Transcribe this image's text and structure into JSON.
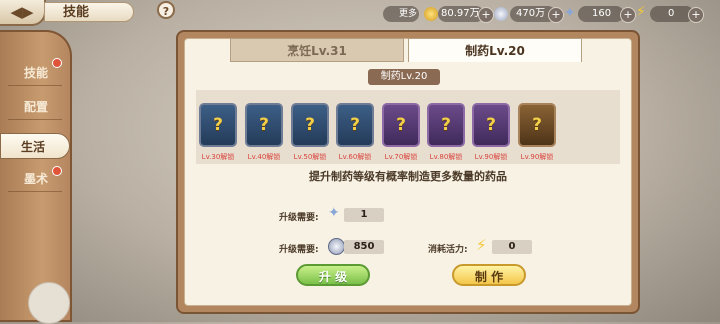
{
  "header": {
    "title": "技能",
    "help": "?"
  },
  "resources": {
    "more_label": "更多",
    "gold": "80.97万",
    "silver": "470万",
    "gems": "160",
    "energy": "0"
  },
  "sidebar": {
    "items": [
      {
        "label": "技能",
        "active": false
      },
      {
        "label": "配置",
        "active": false
      },
      {
        "label": "生活",
        "active": true
      },
      {
        "label": "墨术",
        "active": false
      }
    ]
  },
  "tabs": [
    {
      "label": "烹饪Lv.31",
      "active": false
    },
    {
      "label": "制药Lv.20",
      "active": true
    }
  ],
  "section_title": "制药Lv.20",
  "slots": [
    {
      "unlock": "Lv.30解锁",
      "rarity": "blue"
    },
    {
      "unlock": "Lv.40解锁",
      "rarity": "blue"
    },
    {
      "unlock": "Lv.50解锁",
      "rarity": "blue"
    },
    {
      "unlock": "Lv.60解锁",
      "rarity": "blue"
    },
    {
      "unlock": "Lv.70解锁",
      "rarity": "purple"
    },
    {
      "unlock": "Lv.80解锁",
      "rarity": "purple"
    },
    {
      "unlock": "Lv.90解锁",
      "rarity": "purple"
    },
    {
      "unlock": "Lv.90解锁",
      "rarity": "gold"
    }
  ],
  "description": "提升制药等级有概率制造更多数量的药品",
  "upgrade": {
    "need_label_1": "升级需要:",
    "need_value_1": "1",
    "need_label_2": "升级需要:",
    "need_value_2": "850",
    "energy_label": "消耗活力:",
    "energy_value": "0"
  },
  "buttons": {
    "upgrade": "升 级",
    "make": "制 作"
  },
  "colors": {
    "accent_green": "#7bc04a",
    "accent_gold": "#f3c64a",
    "unlock_red": "#d8433b"
  }
}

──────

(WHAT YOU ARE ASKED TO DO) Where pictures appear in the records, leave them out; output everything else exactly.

(RESULT OF THE EXERCISE)
Transcribe this image's text and structure into JSON.
{
  "header": {
    "title": "技能",
    "help": "?"
  },
  "resources": {
    "more_label": "更多",
    "gold": "80.97万",
    "silver": "470万",
    "gems": "160",
    "energy": "0"
  },
  "sidebar": {
    "items": [
      {
        "label": "技能",
        "active": false
      },
      {
        "label": "配置",
        "active": false
      },
      {
        "label": "生活",
        "active": true
      },
      {
        "label": "墨术",
        "active": false
      }
    ]
  },
  "tabs": [
    {
      "label": "烹饪Lv.31",
      "active": false
    },
    {
      "label": "制药Lv.20",
      "active": true
    }
  ],
  "section_title": "制药Lv.20",
  "slots": [
    {
      "unlock": "Lv.30解锁",
      "rarity": "blue"
    },
    {
      "unlock": "Lv.40解锁",
      "rarity": "blue"
    },
    {
      "unlock": "Lv.50解锁",
      "rarity": "blue"
    },
    {
      "unlock": "Lv.60解锁",
      "rarity": "blue"
    },
    {
      "unlock": "Lv.70解锁",
      "rarity": "purple"
    },
    {
      "unlock": "Lv.80解锁",
      "rarity": "purple"
    },
    {
      "unlock": "Lv.90解锁",
      "rarity": "purple"
    },
    {
      "unlock": "Lv.90解锁",
      "rarity": "gold"
    }
  ],
  "description": "提升制药等级有概率制造更多数量的药品",
  "upgrade": {
    "need_label_1": "升级需要:",
    "need_value_1": "1",
    "need_label_2": "升级需要:",
    "need_value_2": "850",
    "energy_label": "消耗活力:",
    "energy_value": "0"
  },
  "buttons": {
    "upgrade": "升 级",
    "make": "制 作"
  },
  "colors": {
    "accent_green": "#7bc04a",
    "accent_gold": "#f3c64a",
    "unlock_red": "#d8433b"
  }
}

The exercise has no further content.